Instructor Profile: Thom Morrison
An active member of SMART Local 359 for 33 years, Thom Morrison is excited about his new role as a BIM (Building Information Modeling) instructor at the JATC.
He says even though as a product, sheet metal itself hasn’t changed much over the years, everything from the way it’s drafted in building plans to the way it’s fabricated has become faster and less labor-intensive due to advances in technology.
Not only does the sheet metal industry need people who can operate these machines, but also those who can repair and maintain them. As a result, Local 359 JATC has made some huge investments in state-of-the-art equipment.
Apprentices learn how to use robots in the field using the Trimble RTS (Robotic Total Station), a field layout and scanning software that provides precise measurements to help plan a building’s layout. Instead of measuring by hand with tape measures and calipers, the Trimble operator takes a robot into a building where the measurements are recorded.
Trimble allows accurate drawings of planned ductwork and hangers, enabling the sheet metal worker to shoot the hanger spots with a laser. Augmented reality goggles allow the user to “see” the building.
Sheet metal is sent to a plasma table where it is burned into the required shapes.
These technological advances are helpful in establishing new buildings and in retrofitting older ones more quickly and accurately than ever before.
“Using Trimble, the operator can plot 300 to 500 points in a day,” said Morrison. “Prior to this technology, we would use plumb bobs, chopping lines and marking to determine maybe a couple dozen points in a day.”
Apprentices practice their welding skills by using a virtual welder, a system that works a lot like virtual reality games. It’s an exciting time to be an apprentice or a journeyman SMART Local 359 member because the opportunities to learn hands-on in the field and in the computerized realm are not available at this scale anywhere else, says Morrison.
He says when he began his career in sheet metal, computers in the construction industry were rare. Over the years, Morrison has seen the work transform with intricate computerized model design and virtual construction in every field. By creating a virtual building design, the trades catch potential conflicts prior to building a structure, saving possibly thousands of dollars in actual construction work, wasted materials and time.
With his history as an apprentice and journeyman sheet metal worker, CAD (Computer Aided Design) operator, BIM detailer, and BIM Manager, Morrison shares real-world examples and knowledge with apprentices who will be on the cutting edge of next-level technologies. Morrison realized the need to train more upcoming sheet metal workers with the skills required to build the future, which is why he decided to become a BIM-specific instructor with Local 359 JATC.
“There’s such a shortage of BIM workers right now,” says Morrison. “We’re training everyone from apprentices to journeymen who can then take on huge jobs with the big contractors who have come to our state. All the large construction companies use BIM, so they need workers who are skilled with the hardware and software.”
Morrison adds that even though technology is changing the nature of several aspects of the job, any student who excels at trigonometry is a great fit for the trade.
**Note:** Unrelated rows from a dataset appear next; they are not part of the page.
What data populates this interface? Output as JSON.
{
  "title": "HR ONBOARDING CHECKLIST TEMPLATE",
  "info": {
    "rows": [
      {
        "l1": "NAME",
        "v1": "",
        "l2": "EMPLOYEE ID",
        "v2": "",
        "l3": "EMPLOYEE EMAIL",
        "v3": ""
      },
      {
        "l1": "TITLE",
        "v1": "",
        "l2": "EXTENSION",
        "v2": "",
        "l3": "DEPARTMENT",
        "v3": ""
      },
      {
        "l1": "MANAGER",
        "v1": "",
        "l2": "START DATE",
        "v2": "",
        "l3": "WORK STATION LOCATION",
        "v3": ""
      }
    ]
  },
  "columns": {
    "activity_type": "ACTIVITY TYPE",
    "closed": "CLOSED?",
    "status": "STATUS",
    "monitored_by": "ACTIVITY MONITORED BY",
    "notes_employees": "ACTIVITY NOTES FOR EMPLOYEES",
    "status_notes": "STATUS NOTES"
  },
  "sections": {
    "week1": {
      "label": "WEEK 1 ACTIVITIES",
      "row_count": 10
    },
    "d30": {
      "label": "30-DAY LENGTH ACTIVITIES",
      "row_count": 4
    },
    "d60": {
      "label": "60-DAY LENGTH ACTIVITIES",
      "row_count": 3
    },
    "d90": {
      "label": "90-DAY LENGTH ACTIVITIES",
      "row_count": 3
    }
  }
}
At this point, sheet metal work offers 15 different career paths apprentices may choose to take.
“We even have a 3D printer in the classroom that we’re using as a teaching tool because the ability to print your own parts for a job isn’t too far in the future,” says Morrison. “Right now, we 3D print these plastic trinkets, such as keychains, but even the plastic can be imbedded with materials that make it stronger.”
As the son of a union sheet metal worker himself, Morrison said he recalls the day he happily surprised his dad by telling him he was following in his footsteps. Over the years, Morrison has served on SMART Local 359’s executive board and has volunteered for a variety of union events.
The Local 359 JATC Sheet Metal apprenticeship is a five-year program, and new apprentices currently start at $19.19 an hour plus benefits. Morrison says the JATC is truly an earn-as-you-learn opportunity where the demand is high. High school graduates or sheet metal workers who have experience working for non-signatory contractors are encouraged to apply for a spot in the respected program.